* Task goal *
Leaving the pictures aside, return the listing exactly as it appears.

+ + + + + + +

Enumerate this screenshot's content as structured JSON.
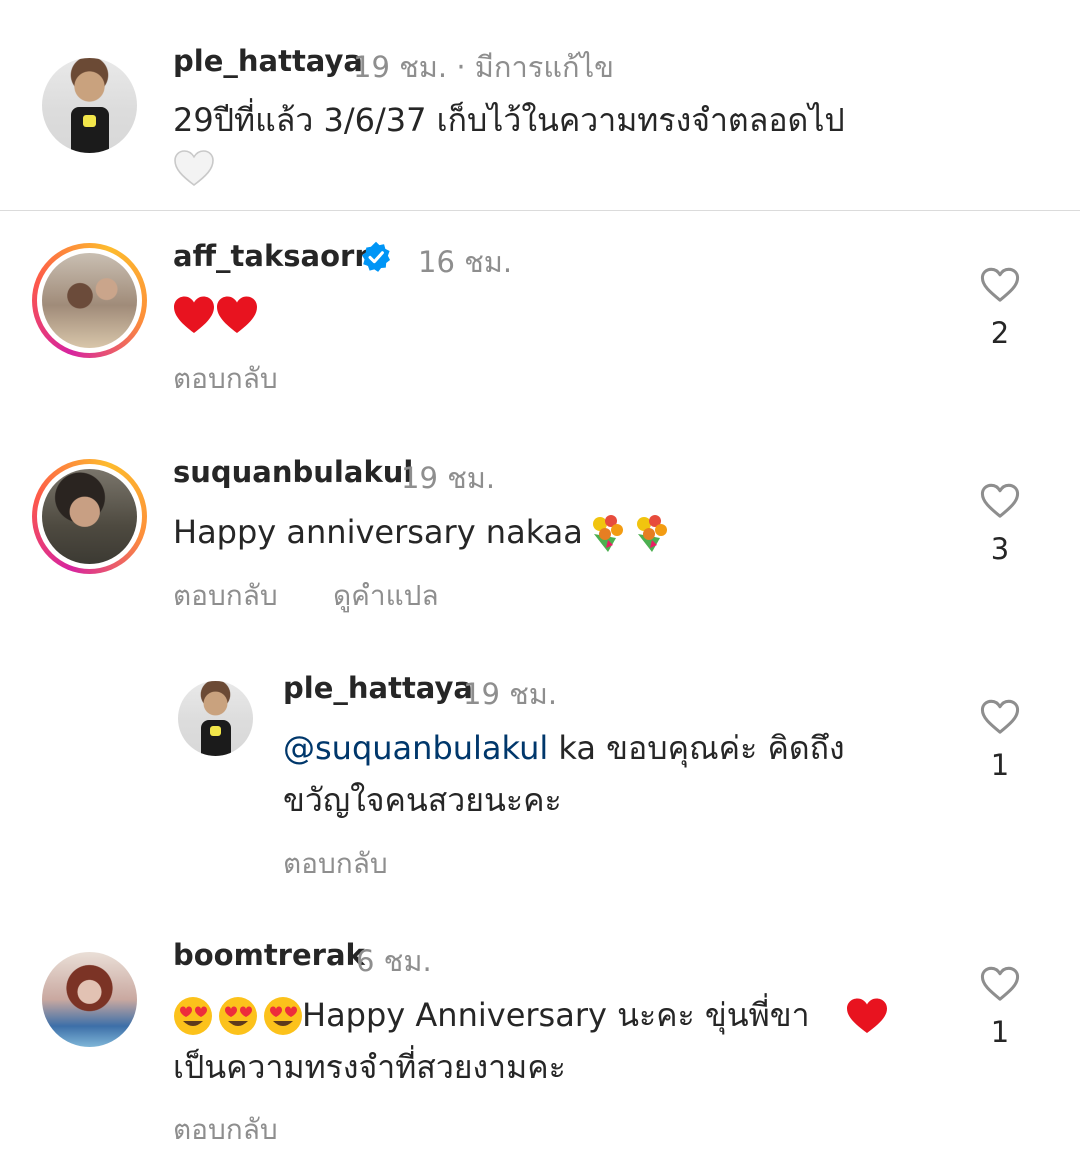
{
  "comments": [
    {
      "username": "ple_hattaya",
      "time": "19 ชม.",
      "edited": " · มีการแก้ไข",
      "text_line1": "29ปีที่แล้ว 3/6/37 เก็บไว้ในความทรงจำตลอดไป",
      "emoji": "white-heart"
    },
    {
      "username": "aff_taksaorn",
      "verified": true,
      "time": "16 ชม.",
      "emoji": "two-red-hearts",
      "reply_label": "ตอบกลับ",
      "like_count": "2"
    },
    {
      "username": "suquanbulakul",
      "time": "19 ชม.",
      "text": "Happy anniversary nakaa",
      "emoji": "bouquet x2",
      "reply_label": "ตอบกลับ",
      "translate_label": "ดูคำแปล",
      "like_count": "3"
    },
    {
      "username": "ple_hattaya",
      "time": "19 ชม.",
      "mention": "@suquanbulakul",
      "text_line1_rest": " ka ขอบคุณค่ะ คิดถึง",
      "text_line2": "ขวัญใจคนสวยนะคะ",
      "reply_label": "ตอบกลับ",
      "like_count": "1"
    },
    {
      "username": "boomtrerak",
      "time": "6 ชม.",
      "text_line1": " Happy Anniversary นะคะ ขุ่นพี่ขา ",
      "text_line2": "เป็นความทรงจำที่สวยงามคะ",
      "emoji_prefix": "heart-eyes x3",
      "emoji_suffix": "red-heart",
      "reply_label": "ตอบกลับ",
      "like_count": "1"
    }
  ],
  "colors": {
    "text": "#262626",
    "secondary": "#8e8e8e",
    "mention": "#00376b",
    "verified": "#0095f6",
    "heart": "#ed1c24",
    "divider": "#dbdbdb"
  }
}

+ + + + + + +

* Written answer *
Enumerate this screenshot's content as structured JSON.
{
  "comments": [
    {
      "username": "ple_hattaya",
      "time": "19 ชม.",
      "edited": " · มีการแก้ไข",
      "text_line1": "29ปีที่แล้ว 3/6/37 เก็บไว้ในความทรงจำตลอดไป",
      "emoji": "white-heart"
    },
    {
      "username": "aff_taksaorn",
      "verified": true,
      "time": "16 ชม.",
      "emoji": "two-red-hearts",
      "reply_label": "ตอบกลับ",
      "like_count": "2"
    },
    {
      "username": "suquanbulakul",
      "time": "19 ชม.",
      "text": "Happy anniversary nakaa",
      "emoji": "bouquet x2",
      "reply_label": "ตอบกลับ",
      "translate_label": "ดูคำแปล",
      "like_count": "3"
    },
    {
      "username": "ple_hattaya",
      "time": "19 ชม.",
      "mention": "@suquanbulakul",
      "text_line1_rest": " ka ขอบคุณค่ะ คิดถึง",
      "text_line2": "ขวัญใจคนสวยนะคะ",
      "reply_label": "ตอบกลับ",
      "like_count": "1"
    },
    {
      "username": "boomtrerak",
      "time": "6 ชม.",
      "text_line1": " Happy Anniversary นะคะ ขุ่นพี่ขา ",
      "text_line2": "เป็นความทรงจำที่สวยงามคะ",
      "emoji_prefix": "heart-eyes x3",
      "emoji_suffix": "red-heart",
      "reply_label": "ตอบกลับ",
      "like_count": "1"
    }
  ],
  "colors": {
    "text": "#262626",
    "secondary": "#8e8e8e",
    "mention": "#00376b",
    "verified": "#0095f6",
    "heart": "#ed1c24",
    "divider": "#dbdbdb"
  }
}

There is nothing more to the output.